**Work task**. Locate the lines of the listing below that hold "JSON", then copy each of them.

**Data for review**.

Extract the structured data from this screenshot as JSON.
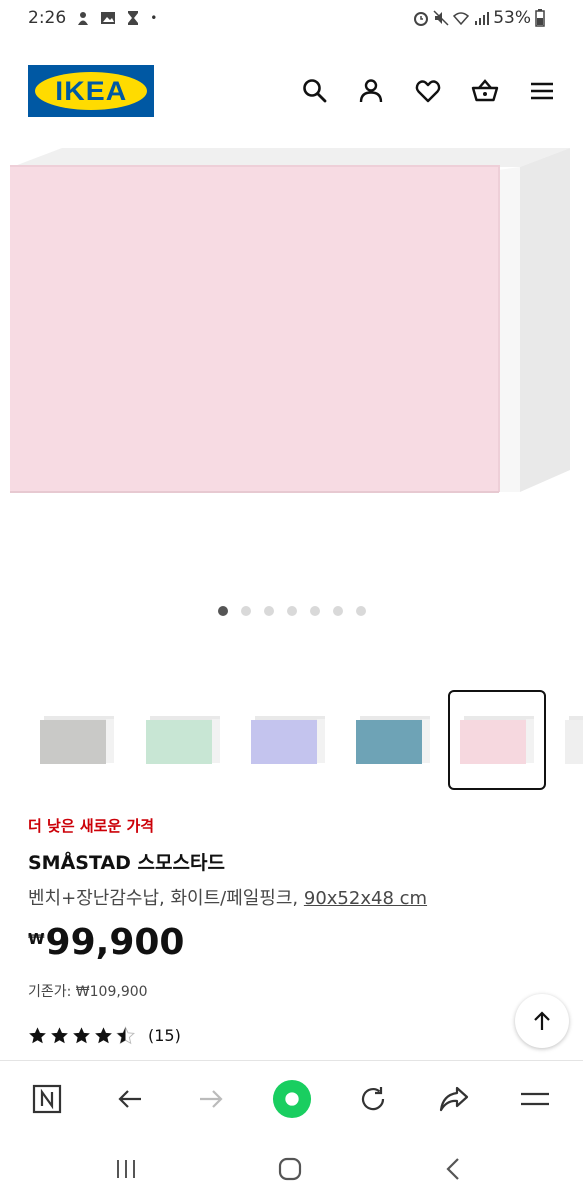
{
  "status_bar": {
    "time": "2:26",
    "battery": "53%"
  },
  "header": {
    "logo_text": "IKEA",
    "icons": [
      "search-icon",
      "user-icon",
      "heart-icon",
      "cart-icon",
      "menu-icon"
    ]
  },
  "gallery": {
    "dot_count": 7,
    "active_dot": 0,
    "thumbnails": [
      {
        "color": "grey",
        "front": "#c9c9c7"
      },
      {
        "color": "mint",
        "front": "#c8e6d4"
      },
      {
        "color": "lilac",
        "front": "#c4c4ee"
      },
      {
        "color": "blue",
        "front": "#6ea3b6"
      },
      {
        "color": "pink",
        "front": "#f6d8df",
        "selected": true
      }
    ]
  },
  "product": {
    "promo_label": "더 낮은 새로운 가격",
    "name": "SMÅSTAD 스모스타드",
    "description": "벤치+장난감수납, 화이트/페일핑크, ",
    "size": "90x52x48 cm",
    "currency": "₩",
    "price": "99,900",
    "regular_price": "기존가: ₩109,900",
    "rating_value": 4.5,
    "review_count": "(15)"
  },
  "colors": {
    "ikea_blue": "#0058a3",
    "ikea_yellow": "#ffdb00",
    "promo_red": "#cc0008",
    "browser_green": "#19ce60"
  },
  "browser_bar": {
    "icons": [
      "n-tab-icon",
      "back-arrow-icon",
      "forward-arrow-icon",
      "home-icon",
      "reload-icon",
      "share-icon",
      "menu-icon"
    ]
  },
  "nav_bar": {
    "icons": [
      "recent-apps-icon",
      "home-icon",
      "back-icon"
    ]
  }
}
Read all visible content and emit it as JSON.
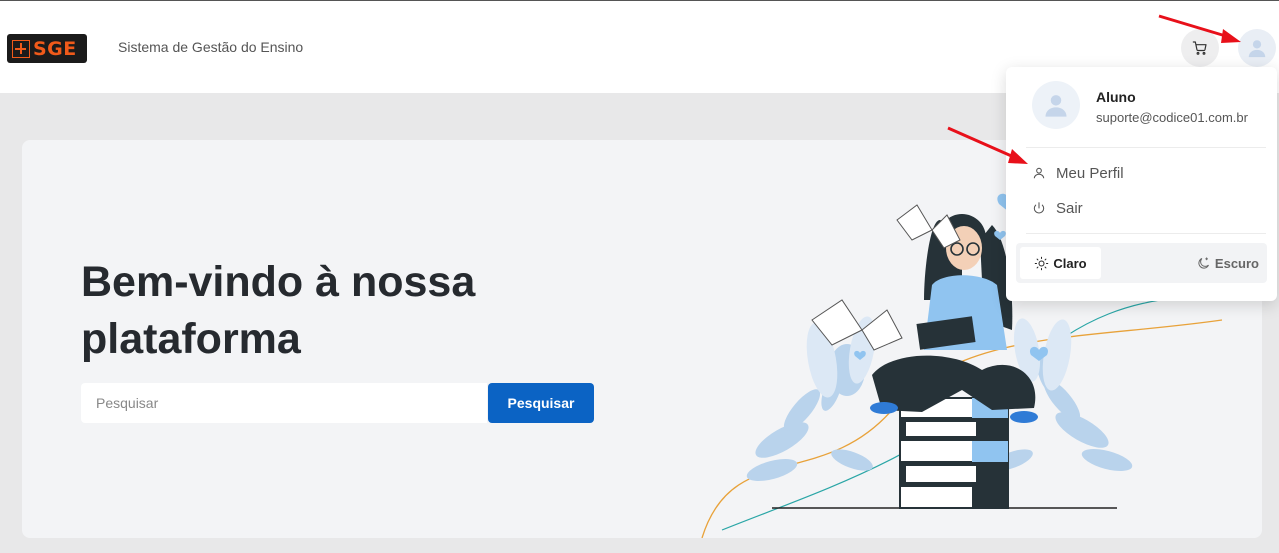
{
  "header": {
    "logo_text": "SGE",
    "app_title": "Sistema de Gestão do Ensino"
  },
  "hero": {
    "headline_line1": "Bem-vindo à nossa",
    "headline_line2": "plataforma",
    "search_placeholder": "Pesquisar",
    "search_button": "Pesquisar"
  },
  "user_menu": {
    "name": "Aluno",
    "email": "suporte@codice01.com.br",
    "items": [
      {
        "label": "Meu Perfil",
        "icon": "user-icon"
      },
      {
        "label": "Sair",
        "icon": "power-icon"
      }
    ],
    "theme": {
      "light_label": "Claro",
      "dark_label": "Escuro",
      "selected": "Claro"
    }
  },
  "colors": {
    "primary": "#0b63c4",
    "logo_accent": "#f05a1a",
    "annotation_arrow": "#e8101a"
  }
}
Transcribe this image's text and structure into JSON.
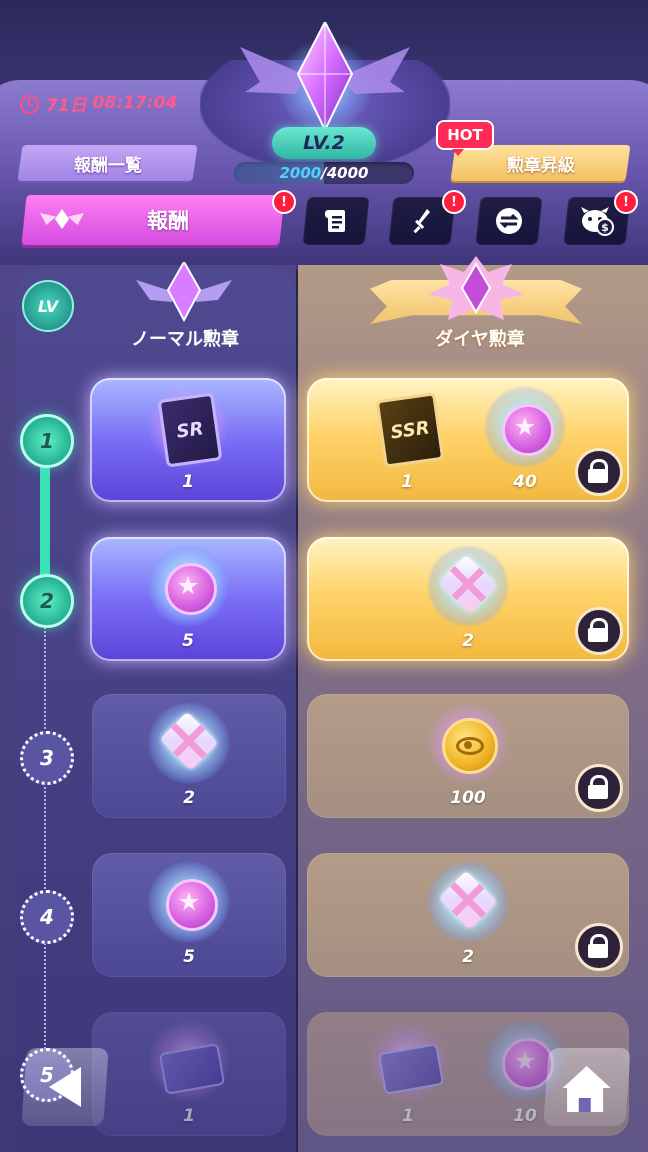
{
  "header": {
    "timer": {
      "days": "71日",
      "time": "08:17:04"
    },
    "level": "LV.2",
    "xp": {
      "current": "2000",
      "separator": "/",
      "max": "4000",
      "fraction": 0.5
    },
    "rewards_list_label": "報酬一覧",
    "upgrade_label": "勲章昇級",
    "hot_label": "HOT"
  },
  "tabs": {
    "main_label": "報酬",
    "alert_mark": "!",
    "icons": [
      "scroll-icon",
      "sword-icon",
      "exchange-icon",
      "pet-coin-icon"
    ]
  },
  "columns": {
    "lv_badge": "LV",
    "normal_title": "ノーマル勲章",
    "diamond_title": "ダイヤ勲章"
  },
  "levels": [
    {
      "num": "1",
      "state": "done",
      "normal": [
        {
          "item": "sr-card",
          "label": "SR",
          "qty": "1"
        }
      ],
      "diamond": [
        {
          "item": "ssr-card",
          "label": "SSR",
          "qty": "1"
        },
        {
          "item": "gem-coin",
          "qty": "40"
        }
      ]
    },
    {
      "num": "2",
      "state": "done",
      "normal": [
        {
          "item": "gem-coin",
          "qty": "5"
        }
      ],
      "diamond": [
        {
          "item": "gift-box",
          "qty": "2"
        }
      ]
    },
    {
      "num": "3",
      "state": "todo",
      "normal": [
        {
          "item": "gift-box",
          "qty": "2"
        }
      ],
      "diamond": [
        {
          "item": "gold-coin",
          "qty": "100"
        }
      ]
    },
    {
      "num": "4",
      "state": "todo",
      "normal": [
        {
          "item": "gem-coin",
          "qty": "5"
        }
      ],
      "diamond": [
        {
          "item": "gift-box",
          "qty": "2"
        }
      ]
    },
    {
      "num": "5",
      "state": "todo",
      "normal": [
        {
          "item": "winged-card",
          "qty": "1"
        }
      ],
      "diamond": [
        {
          "item": "winged-card",
          "qty": "1"
        },
        {
          "item": "gem-coin",
          "qty": "10"
        }
      ]
    }
  ],
  "colors": {
    "accent_pink": "#d44ee0",
    "track_green": "#39e2b4",
    "alert_red": "#ff1f3d",
    "timer_pink": "#ff5a8a",
    "gold": "#f2c264"
  }
}
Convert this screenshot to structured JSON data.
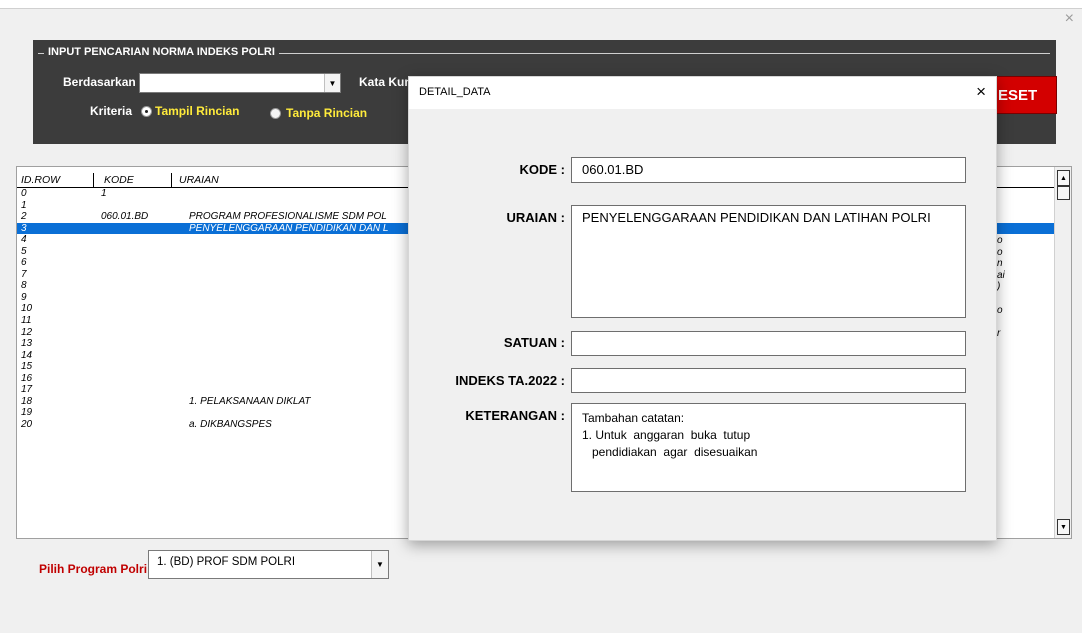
{
  "window": {
    "close_icon": "×"
  },
  "search_panel": {
    "group_title": "INPUT PENCARIAN NORMA INDEKS POLRI",
    "berdasarkan_label": "Berdasarkan",
    "berdasarkan_value": "",
    "kata_kunci_label": "Kata Kun",
    "kriteria_label": "Kriteria",
    "option_tampil": "Tampil Rincian",
    "option_tanpa": "Tanpa Rincian",
    "selected_option": "Tampil Rincian",
    "reset_label": "ESET"
  },
  "grid": {
    "headers": [
      "ID.ROW",
      "KODE",
      "URAIAN"
    ],
    "rows": [
      {
        "id": "0",
        "kode": "1",
        "uraian": ""
      },
      {
        "id": "1",
        "kode": "",
        "uraian": ""
      },
      {
        "id": "2",
        "kode": "060.01.BD",
        "uraian": "PROGRAM PROFESIONALISME SDM POL"
      },
      {
        "id": "3",
        "kode": "",
        "uraian": "PENYELENGGARAAN PENDIDIKAN DAN L",
        "selected": true
      },
      {
        "id": "4",
        "kode": "",
        "uraian": ""
      },
      {
        "id": "5",
        "kode": "",
        "uraian": ""
      },
      {
        "id": "6",
        "kode": "",
        "uraian": ""
      },
      {
        "id": "7",
        "kode": "",
        "uraian": ""
      },
      {
        "id": "8",
        "kode": "",
        "uraian": ""
      },
      {
        "id": "9",
        "kode": "",
        "uraian": ""
      },
      {
        "id": "10",
        "kode": "",
        "uraian": ""
      },
      {
        "id": "11",
        "kode": "",
        "uraian": ""
      },
      {
        "id": "12",
        "kode": "",
        "uraian": ""
      },
      {
        "id": "13",
        "kode": "",
        "uraian": ""
      },
      {
        "id": "14",
        "kode": "",
        "uraian": ""
      },
      {
        "id": "15",
        "kode": "",
        "uraian": ""
      },
      {
        "id": "16",
        "kode": "",
        "uraian": ""
      },
      {
        "id": "17",
        "kode": "",
        "uraian": ""
      },
      {
        "id": "18",
        "kode": "",
        "uraian": "1. PELAKSANAAN DIKLAT"
      },
      {
        "id": "19",
        "kode": "",
        "uraian": ""
      },
      {
        "id": "20",
        "kode": "",
        "uraian": "a. DIKBANGSPES"
      }
    ],
    "right_peek": [
      "o",
      "o",
      "n",
      "ai",
      ")",
      "",
      "o",
      "",
      "r"
    ]
  },
  "program": {
    "label": "Pilih Program Polri",
    "value": "1. (BD) PROF SDM POLRI"
  },
  "dialog": {
    "title": "DETAIL_DATA",
    "close_icon": "×",
    "kode_label": "KODE :",
    "kode_value": "060.01.BD",
    "uraian_label": "URAIAN :",
    "uraian_value": "PENYELENGGARAAN PENDIDIKAN DAN LATIHAN POLRI",
    "satuan_label": "SATUAN :",
    "satuan_value": "",
    "indeks_label": "INDEKS TA.2022 :",
    "indeks_value": "",
    "keterangan_label": "KETERANGAN :",
    "keterangan_value": "Tambahan catatan:\n1. Untuk  anggaran  buka  tutup\n   pendidiakan  agar  disesuaikan"
  }
}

**Output of the task**.
Extract the structured data from this screenshot as JSON.
Read all visible content and emit it as JSON.
Transcribe this image's text and structure into JSON.
Convert this screenshot to structured JSON data.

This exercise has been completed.